“You make a decision in my opinion to go for a piece of a guy’s body, and it happened to be my head,” he said. “I think he could have made a clean hit if he just chose to, but he didn’t do that.”
While Mayers was slow to get up, Duncan Keith — who’s only fought twice since 2006 — attacked Desjardins, drawing an instigator minor, an unsportsmanlike conduct minor, a fighting major and a 10-minute misconduct penalty. Desjardins, meanwhile, earned a match penalty (reportedly rescinded after the game) and a major for the high hit, along with five for fighting.
“We’re a team that sticks together, obviously Duncs jumped in there right away, and I certainly appreciate that,” Mayers said.
In the ensuing 4-on-4 play, Jonathan Toews blatantly picked the pocket of of Sharks defenseman Douglas Murray right in front of Niemi, and passed to a streaking Patrick Kane, who easily scored past a bewildered Niemi into the yawning net for a 4-3 Hawks lead, one the defense and Crawford — finally in control after a ghastly first period — wouldn’t relinquish.
Kane finished with an empty-netter in the final minute, keeping the Hawks atop the league standings.
“It’s a good start,” Kane said. “I think it shows the excitement we have in the room, coming back from a game like that.
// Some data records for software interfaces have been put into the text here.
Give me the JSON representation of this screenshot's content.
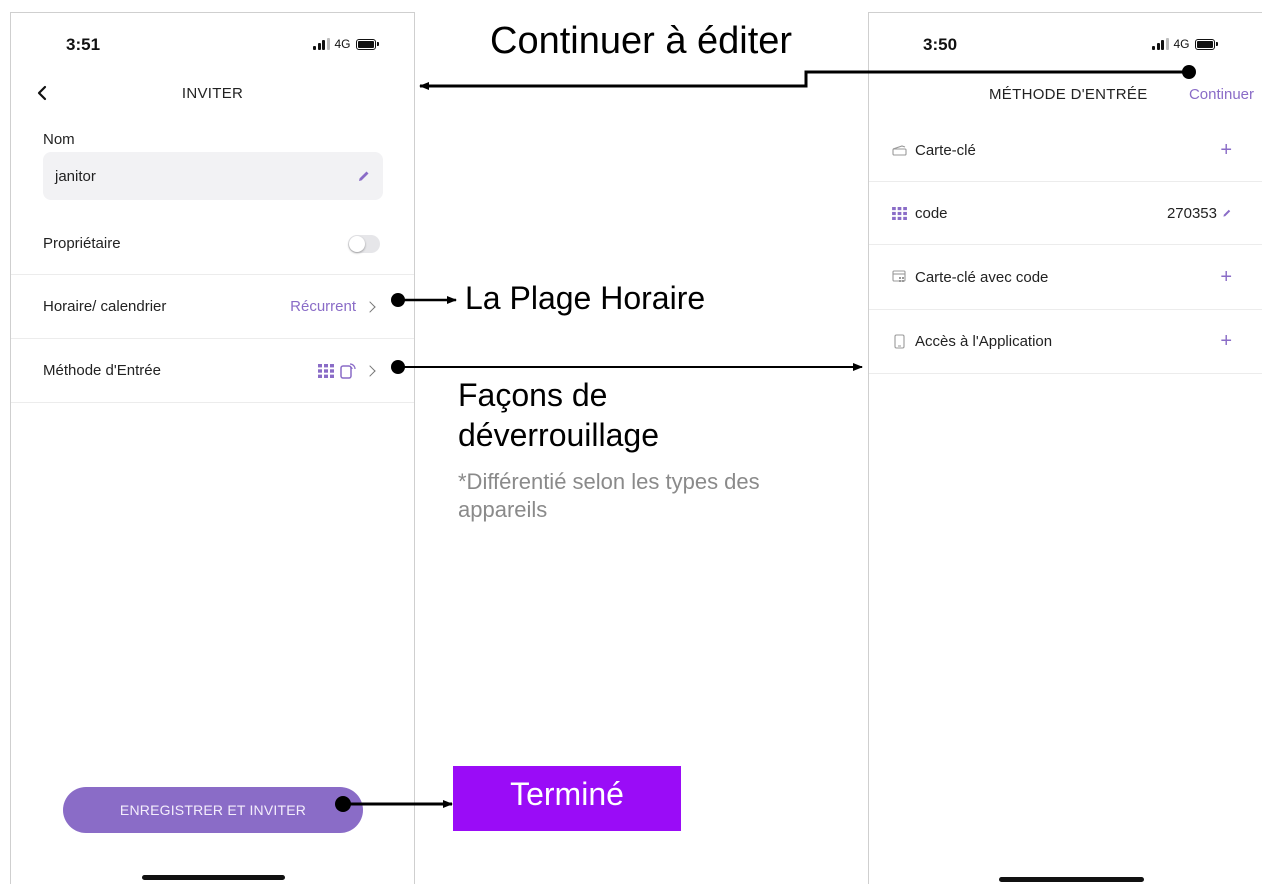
{
  "left_screen": {
    "status_time": "3:51",
    "network": "4G",
    "title": "INVITER",
    "name_label": "Nom",
    "name_value": "janitor",
    "owner_label": "Propriétaire",
    "schedule_label": "Horaire/ calendrier",
    "schedule_value": "Récurrent",
    "entry_label": "Méthode d'Entrée",
    "save_button": "ENREGISTRER ET INVITER"
  },
  "right_screen": {
    "status_time": "3:50",
    "network": "4G",
    "title": "MÉTHODE D'ENTRÉE",
    "continue_button": "Continuer",
    "items": [
      {
        "icon": "card-icon",
        "label": "Carte-clé",
        "action": "+"
      },
      {
        "icon": "keypad-icon",
        "label": "code",
        "value": "270353"
      },
      {
        "icon": "card-code-icon",
        "label": "Carte-clé avec code",
        "action": "+"
      },
      {
        "icon": "phone-icon",
        "label": "Accès à l'Application",
        "action": "+"
      }
    ]
  },
  "annotations": {
    "continue_edit": "Continuer à éditer",
    "time_range": "La Plage Horaire",
    "unlock_ways": "Façons de déverrouillage",
    "unlock_note": "*Différentié selon les types des appareils",
    "done": "Terminé"
  },
  "colors": {
    "accent": "#8a6cc7",
    "done_badge": "#9a0cf7",
    "note_text": "#8a8a8a"
  }
}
We’ve played a lot of games on the road, a long road trip, [and] we’re still focused on hockey. It’s a good start, hopefully we can continue it. And I think we can even play better. That’s the exciting part.”